Meet the newest doctor to join our group of pediatric dentists in Utah, Dr. Blake McDonald. He will be accepting patients in our offices in Bountiful and Taylorsville starting August 2.
Not only did we want to give him a warm welcome, but we’d also like to introduce him to the patients and families of our Redwood and South Davis pediatric dentist offices. Keep reading to learn more about our newest kids’ dentist to partner with our team.
Background on Dr. McDonald
Effort. Teamwork. Family. Dr. McDonald highly regards these three principles, and he looks forward to working with kids and families at our office to demonstrate his commitment. Kids love to call him Dr. McDonald. If you would like to learn more about Dr. McDonald, you can read his full bio here. Or, get to know him better by reading his answers from our Q&A session.
Q. When did you become interested in dentistry and why?
A. “My dad is a dentist, so it’s always been part of my life and an area I was familiar with. However, I did not see myself becoming a dentist as a young kid. In fact, when I first started college, I was still undecided on the route I wanted to go. After I took a very challenging Anatomy course, I realized I wanted to help people and work with the human body. So I was debating between medical and dental, but based on my goals in life, dentistry was the choice that won out. I decided to go into pediatric dentistry because I love the family aspect of the practice. Other fields, such as oral surgery, are one-and-done sessions. With pediatric dentistry, I can build long-term relationships with my patients, their parents, and even siblings. It’s also rewarding to see a family where one child has a great experience and then serves as a role model for their sibling(s).”
Q. As a father of three and a man who comes from a huge family with more than 30 nieces and nephews, you definitely spend a lot of time with children. How does this experience help you with pediatric dental patients?
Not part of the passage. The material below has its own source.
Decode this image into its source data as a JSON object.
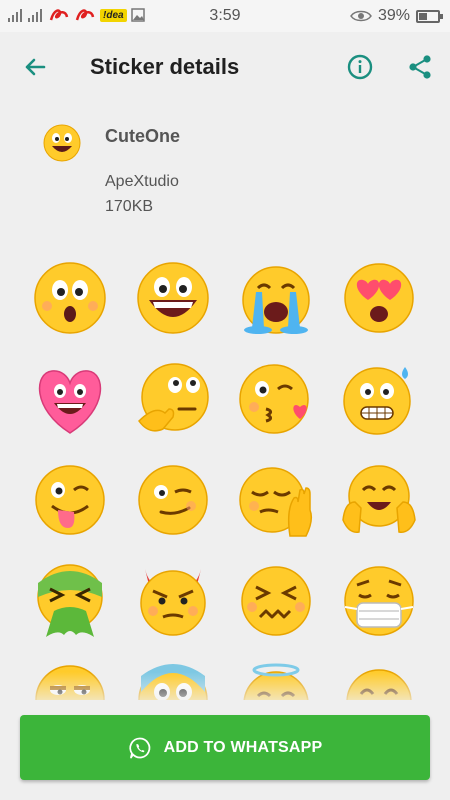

A. “I talk to kids. All-day. Every day. I play with them. Hang out with them. Teach them. Chastise them, when needed. Being around kids is just so natural to me, I don’t have to try too hard or be fake with my patients. It just flows. I am blessed with the gift of being able to work with them and communicate with them well because it’s been my day-to-day routine for many years to be in the company of children.”
Q. What do kids fear more about the dentist, and how do you help ease their worries?
A. “The number one fear is the unknown. There are a lot of different smells, sights, and sounds in the office, and they relate shots and needles to vaccines and pain. I combat that and resolve their concerns by being upfront and communicating really well with them. I let them know there will not be any surprises. I show them the material, let them get comfortable with it. Through teaching and making it fun, their anxiety is lessened, and they usually enjoy the experience.”
Q. Do you have experience with special needs children, including autism and/or other disorders?
A. “I have several family members that have special needs. I have also been a youth group leader at my church for more than six years, which has given me a lot of experience with kids with a variety of special needs. Also, during my two-year residency work in pediatric dentistry, I was at a highly specialized clinic in San Diego where I worked with all types of special needs kids on a daily basis. It was common to work with four or more kids daily with special needs, including those with very rare diagnoses.”
Q. You speak Spanish, which is a great asset for the local community. How did you learn, and where have you practiced Spanish?
A. “I studied Spanish throughout high school and my college years. I also went on a two-year church mission in Chile after my freshman year of college. I wanted to improve my dental vocabulary during dental school, and since we didn’t have a class, I started one so I could teach others and learn it better myself. Then, during my residency in San Diego, I was able to perfect my dental spanish as about a third of all our patients spoke Spanish, and for most of them, that was their only language.”
Q. What’s the most rewarding part of your job?
A. “I love turning kids around from hating dentists to liking dentists. There was one little boy in particular in San Diego that came into his first appointment in tears due to previous negative dental experiences. He was convinced he did not like the dentist, but after his first appointment he left saying that I am the best dentist he ever had! Winning over the parents is also key to helping the child relax. I love when the family is astonished at how well their child did, and they insist on bringing their other children to me as well. This is especially rewarding when the parent had a negative experience in the past.”
Q. What’s the best advice you give kids about maintaining optimal oral hygiene?
A. “Everybody knows that you need to brush your teeth. However, a lot of people do not realize that you wouldn’t really need to brush so often if you eat the right things. I emphasize diet and food choices. Eat your three meals per day, pick one snack in between, and be done. Whatever you do, do not snack all day.”
Q. What’s the best advice you give parents about their children’s dental health?
A. “Many kids establish their thoughts and feelings about the dentist based on their parents’ opinion. I advise parents to keep talking about dentists positively and give us a fighting chance. If they have had any negative experiences or horror stories, they should not tell their kids about it so that we can start out with a clean slate and fresh mindset.”